PROBLEM DETAILS » Leaving the images behind, copy every line of the records exactly.

RECORDS TO USE »
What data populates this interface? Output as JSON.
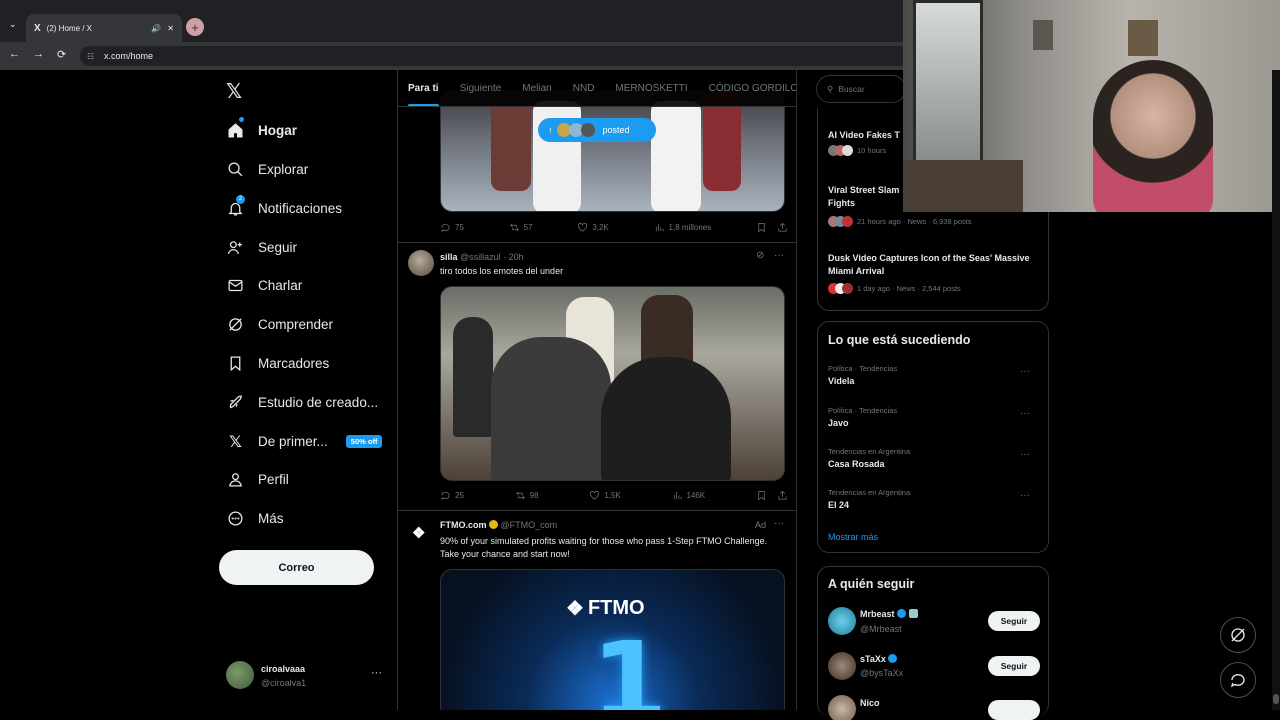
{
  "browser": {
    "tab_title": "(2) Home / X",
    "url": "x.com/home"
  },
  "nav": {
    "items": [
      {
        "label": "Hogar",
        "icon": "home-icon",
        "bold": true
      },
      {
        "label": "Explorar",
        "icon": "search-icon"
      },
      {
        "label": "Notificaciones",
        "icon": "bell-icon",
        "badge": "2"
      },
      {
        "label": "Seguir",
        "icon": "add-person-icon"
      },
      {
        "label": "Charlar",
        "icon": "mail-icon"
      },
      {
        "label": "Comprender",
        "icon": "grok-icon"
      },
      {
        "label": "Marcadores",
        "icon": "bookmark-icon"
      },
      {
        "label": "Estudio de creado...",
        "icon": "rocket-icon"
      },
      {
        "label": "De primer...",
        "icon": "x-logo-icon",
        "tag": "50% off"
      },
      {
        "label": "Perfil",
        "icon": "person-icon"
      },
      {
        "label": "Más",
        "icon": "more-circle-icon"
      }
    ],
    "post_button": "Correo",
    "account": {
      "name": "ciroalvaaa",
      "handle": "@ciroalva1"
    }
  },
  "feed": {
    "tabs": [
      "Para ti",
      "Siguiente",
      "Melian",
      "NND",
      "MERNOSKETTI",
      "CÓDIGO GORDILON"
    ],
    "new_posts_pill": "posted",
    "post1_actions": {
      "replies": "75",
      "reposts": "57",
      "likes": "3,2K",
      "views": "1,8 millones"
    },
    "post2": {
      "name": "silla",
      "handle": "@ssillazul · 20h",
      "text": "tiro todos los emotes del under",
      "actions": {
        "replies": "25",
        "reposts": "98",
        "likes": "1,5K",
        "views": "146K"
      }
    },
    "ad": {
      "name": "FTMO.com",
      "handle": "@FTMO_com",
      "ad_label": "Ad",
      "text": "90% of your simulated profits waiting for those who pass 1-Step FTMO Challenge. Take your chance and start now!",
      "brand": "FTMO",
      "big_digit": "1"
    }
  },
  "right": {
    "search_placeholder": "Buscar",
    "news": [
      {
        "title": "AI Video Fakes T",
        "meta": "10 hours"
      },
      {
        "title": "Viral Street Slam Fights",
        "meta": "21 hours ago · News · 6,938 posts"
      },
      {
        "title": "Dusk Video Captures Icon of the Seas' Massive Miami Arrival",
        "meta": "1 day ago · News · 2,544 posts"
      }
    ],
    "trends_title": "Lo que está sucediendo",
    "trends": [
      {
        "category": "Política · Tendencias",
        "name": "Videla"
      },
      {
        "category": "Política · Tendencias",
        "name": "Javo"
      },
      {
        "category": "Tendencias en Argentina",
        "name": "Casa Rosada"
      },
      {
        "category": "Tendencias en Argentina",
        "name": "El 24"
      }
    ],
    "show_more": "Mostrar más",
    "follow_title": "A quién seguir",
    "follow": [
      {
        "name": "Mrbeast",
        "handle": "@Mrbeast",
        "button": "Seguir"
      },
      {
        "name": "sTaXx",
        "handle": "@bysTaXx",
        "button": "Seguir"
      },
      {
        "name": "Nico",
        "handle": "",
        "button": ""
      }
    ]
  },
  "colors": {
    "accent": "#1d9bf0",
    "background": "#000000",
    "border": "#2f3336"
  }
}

SOLUTION TO THIS PROBLEM »
What data populates this interface? Output as JSON.
{
  "browser": {
    "tab_title": "(2) Home / X",
    "url": "x.com/home"
  },
  "nav": {
    "items": [
      {
        "label": "Hogar",
        "icon": "home-icon",
        "bold": true
      },
      {
        "label": "Explorar",
        "icon": "search-icon"
      },
      {
        "label": "Notificaciones",
        "icon": "bell-icon",
        "badge": "2"
      },
      {
        "label": "Seguir",
        "icon": "add-person-icon"
      },
      {
        "label": "Charlar",
        "icon": "mail-icon"
      },
      {
        "label": "Comprender",
        "icon": "grok-icon"
      },
      {
        "label": "Marcadores",
        "icon": "bookmark-icon"
      },
      {
        "label": "Estudio de creado...",
        "icon": "rocket-icon"
      },
      {
        "label": "De primer...",
        "icon": "x-logo-icon",
        "tag": "50% off"
      },
      {
        "label": "Perfil",
        "icon": "person-icon"
      },
      {
        "label": "Más",
        "icon": "more-circle-icon"
      }
    ],
    "post_button": "Correo",
    "account": {
      "name": "ciroalvaaa",
      "handle": "@ciroalva1"
    }
  },
  "feed": {
    "tabs": [
      "Para ti",
      "Siguiente",
      "Melian",
      "NND",
      "MERNOSKETTI",
      "CÓDIGO GORDILON"
    ],
    "new_posts_pill": "posted",
    "post1_actions": {
      "replies": "75",
      "reposts": "57",
      "likes": "3,2K",
      "views": "1,8 millones"
    },
    "post2": {
      "name": "silla",
      "handle": "@ssillazul · 20h",
      "text": "tiro todos los emotes del under",
      "actions": {
        "replies": "25",
        "reposts": "98",
        "likes": "1,5K",
        "views": "146K"
      }
    },
    "ad": {
      "name": "FTMO.com",
      "handle": "@FTMO_com",
      "ad_label": "Ad",
      "text": "90% of your simulated profits waiting for those who pass 1-Step FTMO Challenge. Take your chance and start now!",
      "brand": "FTMO",
      "big_digit": "1"
    }
  },
  "right": {
    "search_placeholder": "Buscar",
    "news": [
      {
        "title": "AI Video Fakes T",
        "meta": "10 hours"
      },
      {
        "title": "Viral Street Slam Fights",
        "meta": "21 hours ago · News · 6,938 posts"
      },
      {
        "title": "Dusk Video Captures Icon of the Seas' Massive Miami Arrival",
        "meta": "1 day ago · News · 2,544 posts"
      }
    ],
    "trends_title": "Lo que está sucediendo",
    "trends": [
      {
        "category": "Política · Tendencias",
        "name": "Videla"
      },
      {
        "category": "Política · Tendencias",
        "name": "Javo"
      },
      {
        "category": "Tendencias en Argentina",
        "name": "Casa Rosada"
      },
      {
        "category": "Tendencias en Argentina",
        "name": "El 24"
      }
    ],
    "show_more": "Mostrar más",
    "follow_title": "A quién seguir",
    "follow": [
      {
        "name": "Mrbeast",
        "handle": "@Mrbeast",
        "button": "Seguir"
      },
      {
        "name": "sTaXx",
        "handle": "@bysTaXx",
        "button": "Seguir"
      },
      {
        "name": "Nico",
        "handle": "",
        "button": ""
      }
    ]
  },
  "colors": {
    "accent": "#1d9bf0",
    "background": "#000000",
    "border": "#2f3336"
  }
}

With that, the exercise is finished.